**Task description:**
Copy out, from the entries below, each line that holds the string "default".

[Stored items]
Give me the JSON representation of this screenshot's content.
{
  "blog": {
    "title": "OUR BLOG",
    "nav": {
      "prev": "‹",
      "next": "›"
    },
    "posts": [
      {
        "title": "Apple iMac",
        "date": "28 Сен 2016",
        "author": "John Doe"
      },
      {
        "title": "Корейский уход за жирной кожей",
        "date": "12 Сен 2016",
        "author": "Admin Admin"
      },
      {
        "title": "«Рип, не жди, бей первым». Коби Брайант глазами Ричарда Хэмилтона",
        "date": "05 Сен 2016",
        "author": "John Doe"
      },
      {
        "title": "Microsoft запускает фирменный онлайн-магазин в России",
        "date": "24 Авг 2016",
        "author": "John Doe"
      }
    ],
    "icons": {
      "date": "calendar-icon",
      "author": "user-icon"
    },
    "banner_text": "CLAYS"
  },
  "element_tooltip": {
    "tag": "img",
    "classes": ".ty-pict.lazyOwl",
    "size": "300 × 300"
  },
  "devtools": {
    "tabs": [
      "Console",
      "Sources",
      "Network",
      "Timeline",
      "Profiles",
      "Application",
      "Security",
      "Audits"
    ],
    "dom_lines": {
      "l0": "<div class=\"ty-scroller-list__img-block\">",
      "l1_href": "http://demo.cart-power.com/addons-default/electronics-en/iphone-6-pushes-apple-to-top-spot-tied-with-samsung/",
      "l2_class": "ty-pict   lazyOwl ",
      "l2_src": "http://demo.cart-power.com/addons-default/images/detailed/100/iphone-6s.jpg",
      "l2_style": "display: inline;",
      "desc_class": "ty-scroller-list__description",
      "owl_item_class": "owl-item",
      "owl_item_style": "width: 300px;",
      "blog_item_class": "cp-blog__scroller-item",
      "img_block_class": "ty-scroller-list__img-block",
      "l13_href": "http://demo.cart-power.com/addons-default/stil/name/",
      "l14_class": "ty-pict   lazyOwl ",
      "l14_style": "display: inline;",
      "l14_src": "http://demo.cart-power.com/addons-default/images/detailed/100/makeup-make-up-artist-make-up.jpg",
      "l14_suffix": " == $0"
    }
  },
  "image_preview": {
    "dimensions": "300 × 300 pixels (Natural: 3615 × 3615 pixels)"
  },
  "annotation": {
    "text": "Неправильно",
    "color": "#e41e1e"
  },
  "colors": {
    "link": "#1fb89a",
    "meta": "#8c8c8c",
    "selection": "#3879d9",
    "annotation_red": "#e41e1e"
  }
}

**Task output:**
      "l1_href": "http://demo.cart-power.com/addons-default/electronics-en/iphone-6-pushes-apple-to-top-spot-tied-with-samsung/",
      "l2_src": "http://demo.cart-power.com/addons-default/images/detailed/100/iphone-6s.jpg",
      "l13_href": "http://demo.cart-power.com/addons-default/stil/name/",
      "l14_src": "http://demo.cart-power.com/addons-default/images/detailed/100/makeup-make-up-artist-make-up.jpg",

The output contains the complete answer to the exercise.